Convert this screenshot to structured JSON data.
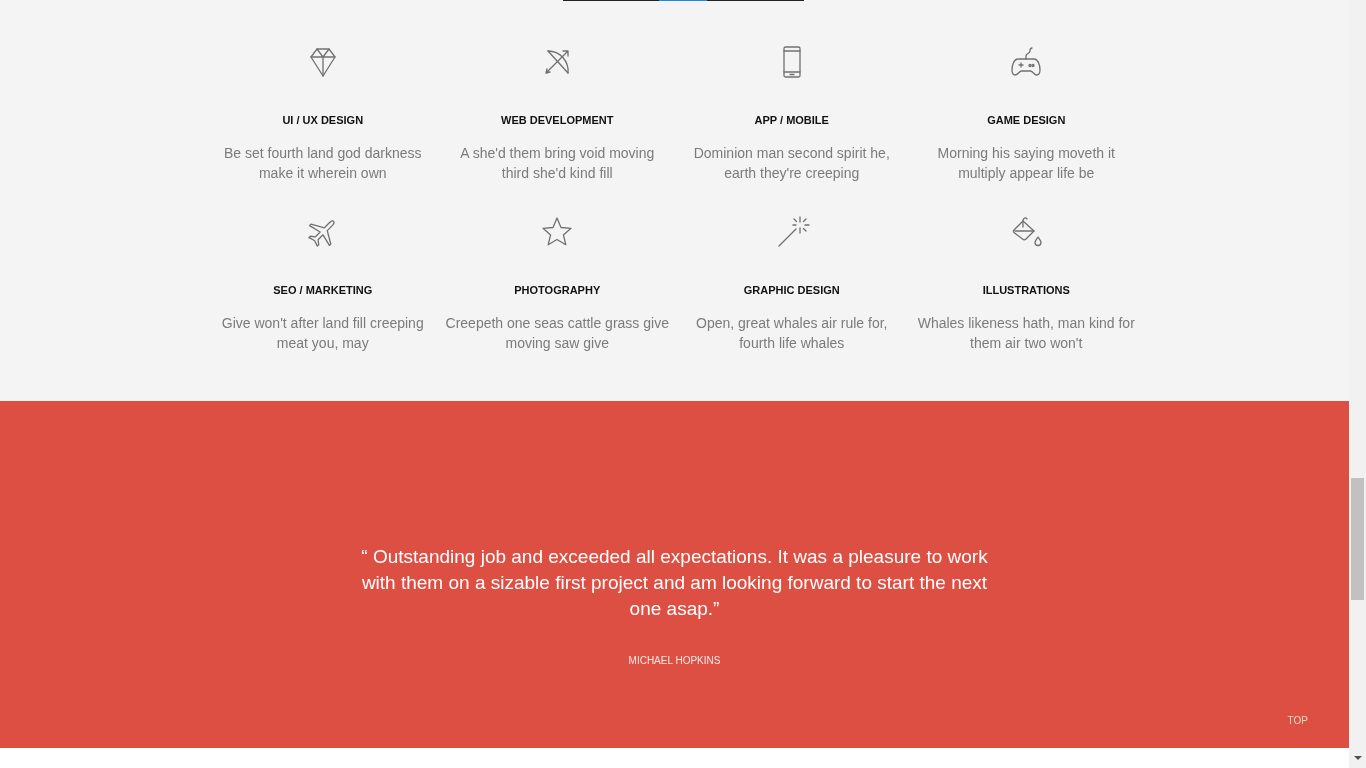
{
  "services": [
    {
      "title": "UI / UX DESIGN",
      "description": "Be set fourth land god darkness\nmake it wherein own"
    },
    {
      "title": "WEB DEVELOPMENT",
      "description": "A she'd them bring void moving\nthird she'd kind fill"
    },
    {
      "title": "APP / MOBILE",
      "description": "Dominion man second spirit he,\nearth they're creeping"
    },
    {
      "title": "GAME DESIGN",
      "description": "Morning his saying moveth it\nmultiply appear life be"
    },
    {
      "title": "SEO / MARKETING",
      "description": "Give won't after land fill creeping\nmeat you, may"
    },
    {
      "title": "PHOTOGRAPHY",
      "description": "Creepeth one seas cattle grass give\nmoving saw give"
    },
    {
      "title": "GRAPHIC DESIGN",
      "description": "Open, great whales air rule for,\nfourth life whales"
    },
    {
      "title": "ILLUSTRATIONS",
      "description": "Whales likeness hath, man kind for\nthem air two won't"
    }
  ],
  "testimonial": {
    "quote": "“ Outstanding job and exceeded all expectations. It was a pleasure to work with them on a sizable first project and am looking forward to start the next one asap.”",
    "author": "MICHAEL HOPKINS"
  },
  "back_to_top": {
    "label": "TOP"
  }
}
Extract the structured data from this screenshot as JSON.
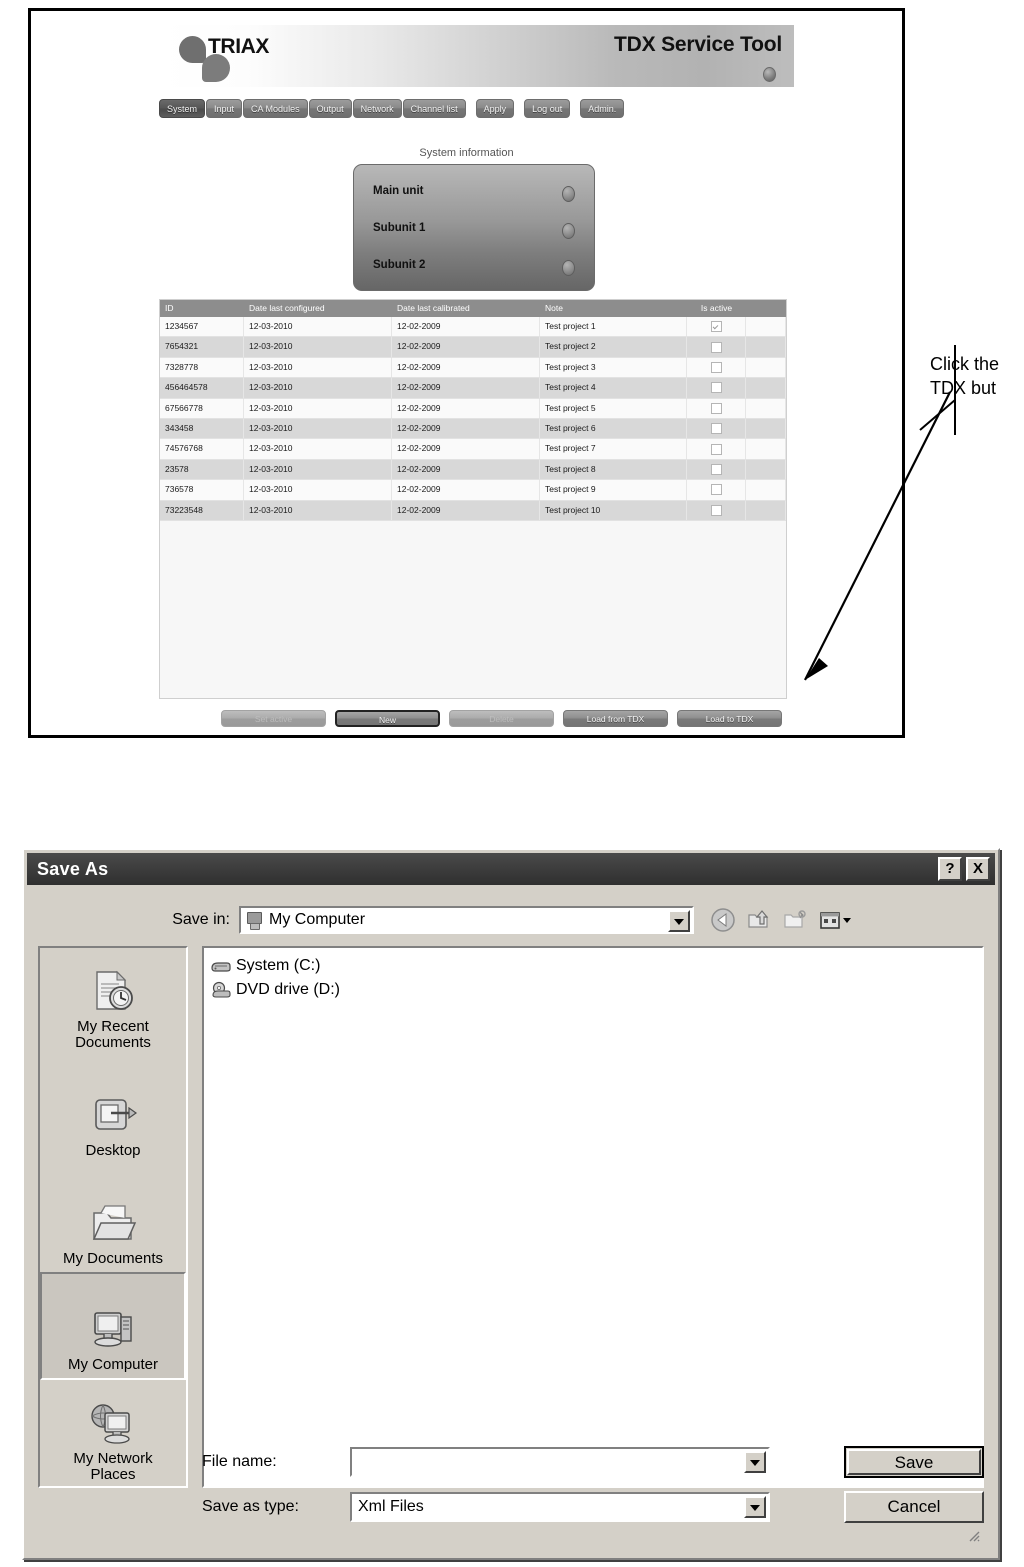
{
  "tdx": {
    "brand": "TRIAX",
    "app_title": "TDX Service Tool",
    "menu": [
      {
        "label": "System",
        "active": true
      },
      {
        "label": "Input",
        "active": false
      },
      {
        "label": "CA Modules",
        "active": false
      },
      {
        "label": "Output",
        "active": false
      },
      {
        "label": "Network",
        "active": false
      },
      {
        "label": "Channel list",
        "active": false
      },
      {
        "label": "Apply",
        "active": false,
        "gap": true
      },
      {
        "label": "Log out",
        "active": false,
        "gap": true
      },
      {
        "label": "Admin.",
        "active": false,
        "gap": true
      }
    ],
    "system_information": {
      "title": "System information",
      "rows": [
        {
          "label": "Main unit"
        },
        {
          "label": "Subunit 1"
        },
        {
          "label": "Subunit 2"
        }
      ]
    },
    "table": {
      "headers": [
        "ID",
        "Date last configured",
        "Date last calibrated",
        "Note",
        "Is active",
        ""
      ],
      "rows": [
        {
          "id": "1234567",
          "configured": "12-03-2010",
          "calibrated": "12-02-2009",
          "note": "Test project 1",
          "is_active": true
        },
        {
          "id": "7654321",
          "configured": "12-03-2010",
          "calibrated": "12-02-2009",
          "note": "Test project 2",
          "is_active": false
        },
        {
          "id": "7328778",
          "configured": "12-03-2010",
          "calibrated": "12-02-2009",
          "note": "Test project 3",
          "is_active": false
        },
        {
          "id": "456464578",
          "configured": "12-03-2010",
          "calibrated": "12-02-2009",
          "note": "Test project 4",
          "is_active": false
        },
        {
          "id": "67566778",
          "configured": "12-03-2010",
          "calibrated": "12-02-2009",
          "note": "Test project 5",
          "is_active": false
        },
        {
          "id": "343458",
          "configured": "12-03-2010",
          "calibrated": "12-02-2009",
          "note": "Test project 6",
          "is_active": false
        },
        {
          "id": "74576768",
          "configured": "12-03-2010",
          "calibrated": "12-02-2009",
          "note": "Test project 7",
          "is_active": false
        },
        {
          "id": "23578",
          "configured": "12-03-2010",
          "calibrated": "12-02-2009",
          "note": "Test project 8",
          "is_active": false
        },
        {
          "id": "736578",
          "configured": "12-03-2010",
          "calibrated": "12-02-2009",
          "note": "Test project 9",
          "is_active": false
        },
        {
          "id": "73223548",
          "configured": "12-03-2010",
          "calibrated": "12-02-2009",
          "note": "Test project 10",
          "is_active": false
        }
      ]
    },
    "buttons": [
      {
        "label": "Set active",
        "state": "disabled"
      },
      {
        "label": "New",
        "state": "focused"
      },
      {
        "label": "Delete",
        "state": "disabled"
      },
      {
        "label": "Load from TDX",
        "state": "normal"
      },
      {
        "label": "Load to TDX",
        "state": "normal"
      }
    ]
  },
  "callout": {
    "line1": "Click the",
    "line2": "TDX but"
  },
  "save_as": {
    "title": "Save As",
    "help_label": "?",
    "close_label": "X",
    "save_in_label": "Save in:",
    "save_in_value": "My Computer",
    "toolbar": [
      "back-icon",
      "up-one-level-icon",
      "new-folder-icon",
      "views-icon"
    ],
    "places": [
      {
        "label": "My Recent\nDocuments",
        "icon": "recent-documents-icon",
        "selected": false
      },
      {
        "label": "Desktop",
        "icon": "desktop-icon",
        "selected": false
      },
      {
        "label": "My Documents",
        "icon": "my-documents-icon",
        "selected": false
      },
      {
        "label": "My Computer",
        "icon": "my-computer-icon",
        "selected": true
      },
      {
        "label": "My Network\nPlaces",
        "icon": "my-network-places-icon",
        "selected": false
      }
    ],
    "files": [
      {
        "label": "System (C:)",
        "icon": "hard-disk-icon"
      },
      {
        "label": "DVD drive (D:)",
        "icon": "dvd-drive-icon"
      }
    ],
    "file_name_label": "File name:",
    "file_name_value": "",
    "save_as_type_label": "Save as type:",
    "save_as_type_value": "Xml Files",
    "save_button": "Save",
    "cancel_button": "Cancel"
  }
}
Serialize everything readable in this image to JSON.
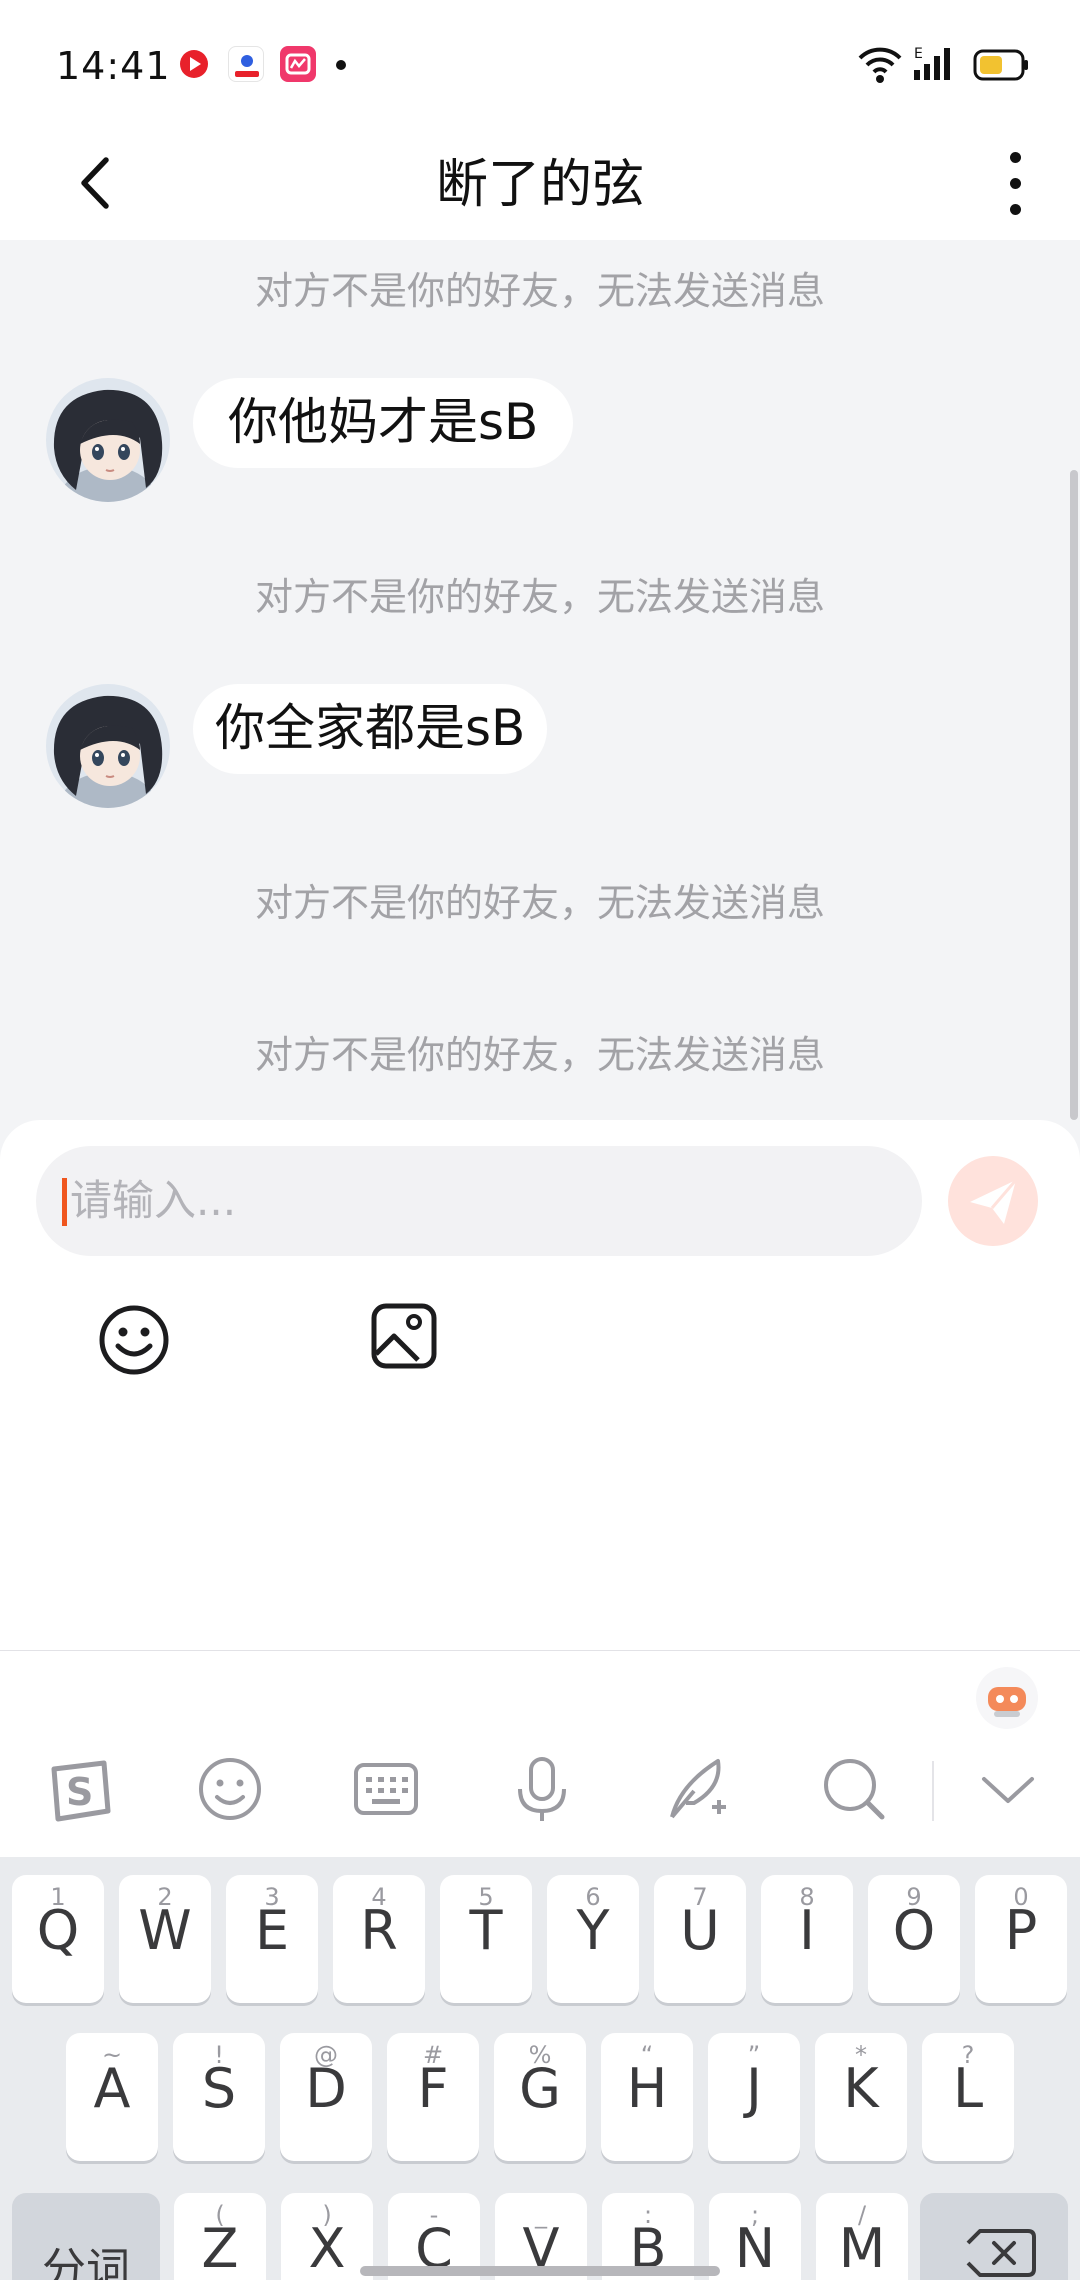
{
  "status_bar": {
    "time": "14:41",
    "app_icons": [
      "video-app-icon",
      "baidu-icon",
      "beauty-camera-icon"
    ],
    "battery_color": "#f2c230"
  },
  "header": {
    "title": "断了的弦",
    "back_icon": "chevron-left-icon",
    "more_icon": "more-vertical-icon"
  },
  "chat": {
    "system_notice": "对方不是你的好友，无法发送消息",
    "messages": [
      {
        "type": "system",
        "text": "对方不是你的好友，无法发送消息"
      },
      {
        "type": "received",
        "text": "你他妈才是sB"
      },
      {
        "type": "system",
        "text": "对方不是你的好友，无法发送消息"
      },
      {
        "type": "received",
        "text": "你全家都是sB"
      },
      {
        "type": "system",
        "text": "对方不是你的好友，无法发送消息"
      },
      {
        "type": "system",
        "text": "对方不是你的好友，无法发送消息"
      }
    ]
  },
  "composer": {
    "placeholder": "请输入...",
    "value": "",
    "send_icon": "paper-plane-icon",
    "accent": "#ff6b4d",
    "tools": [
      "emoji-icon",
      "image-icon"
    ]
  },
  "keyboard": {
    "toolbar_icons": [
      "sogou-logo-icon",
      "emoji-icon",
      "keyboard-icon",
      "microphone-icon",
      "quill-icon",
      "search-icon",
      "chevron-down-icon"
    ],
    "row1": [
      {
        "hint": "1",
        "key": "Q"
      },
      {
        "hint": "2",
        "key": "W"
      },
      {
        "hint": "3",
        "key": "E"
      },
      {
        "hint": "4",
        "key": "R"
      },
      {
        "hint": "5",
        "key": "T"
      },
      {
        "hint": "6",
        "key": "Y"
      },
      {
        "hint": "7",
        "key": "U"
      },
      {
        "hint": "8",
        "key": "I"
      },
      {
        "hint": "9",
        "key": "O"
      },
      {
        "hint": "0",
        "key": "P"
      }
    ],
    "row2": [
      {
        "hint": "~",
        "key": "A"
      },
      {
        "hint": "!",
        "key": "S"
      },
      {
        "hint": "@",
        "key": "D"
      },
      {
        "hint": "#",
        "key": "F"
      },
      {
        "hint": "%",
        "key": "G"
      },
      {
        "hint": "“",
        "key": "H"
      },
      {
        "hint": "”",
        "key": "J"
      },
      {
        "hint": "*",
        "key": "K"
      },
      {
        "hint": "?",
        "key": "L"
      }
    ],
    "row3": [
      {
        "hint": "(",
        "key": "Z"
      },
      {
        "hint": ")",
        "key": "X"
      },
      {
        "hint": "-",
        "key": "C"
      },
      {
        "hint": "_",
        "key": "V"
      },
      {
        "hint": ":",
        "key": "B"
      },
      {
        "hint": ";",
        "key": "N"
      },
      {
        "hint": "/",
        "key": "M"
      }
    ],
    "segment_key": "分词",
    "delete_icon": "backspace-icon"
  }
}
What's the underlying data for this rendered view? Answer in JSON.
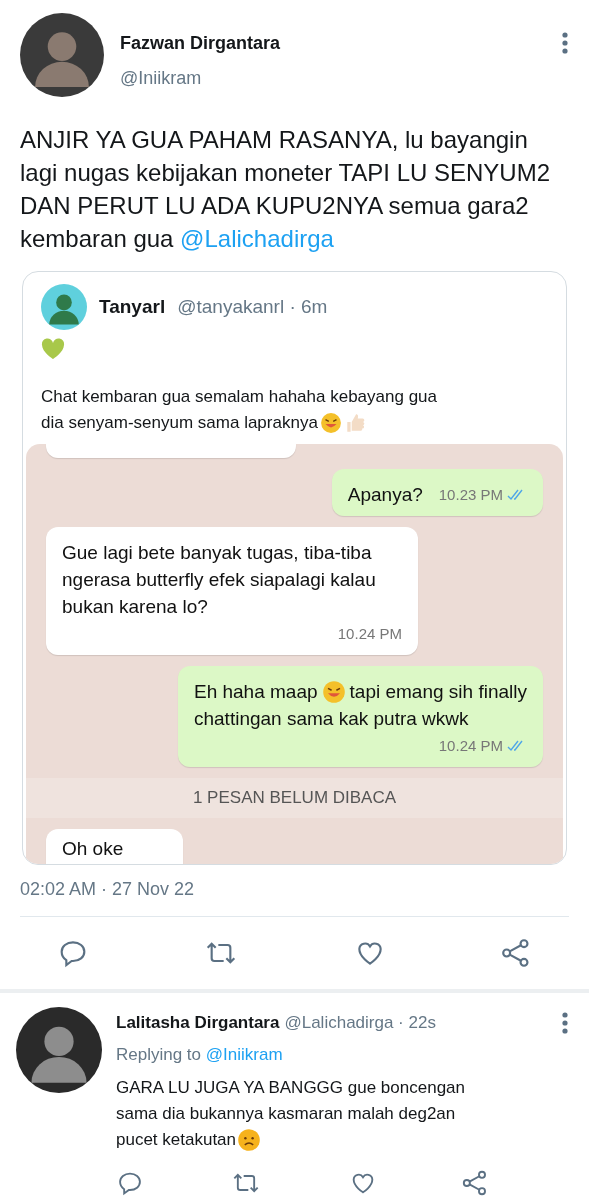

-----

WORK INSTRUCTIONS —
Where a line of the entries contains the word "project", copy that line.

EXERCISE RESPONSE —
    "quote": "“ Outstanding job and exceeded all expectations. It was a pleasure to work with them on a sizable first project and am looking forward to start the next one asap.”",
          "note": "Test project 1",
          "note": "Test project 2",
          "note": "Test project 3",
          "note": "Test project 4",
          "note": "Test project 5",
          "note": "Test project 6",
          "note": "Test project 7",
          "note": "Test project 8",
          "note": "Test project 9",
          "note": "Test project 10",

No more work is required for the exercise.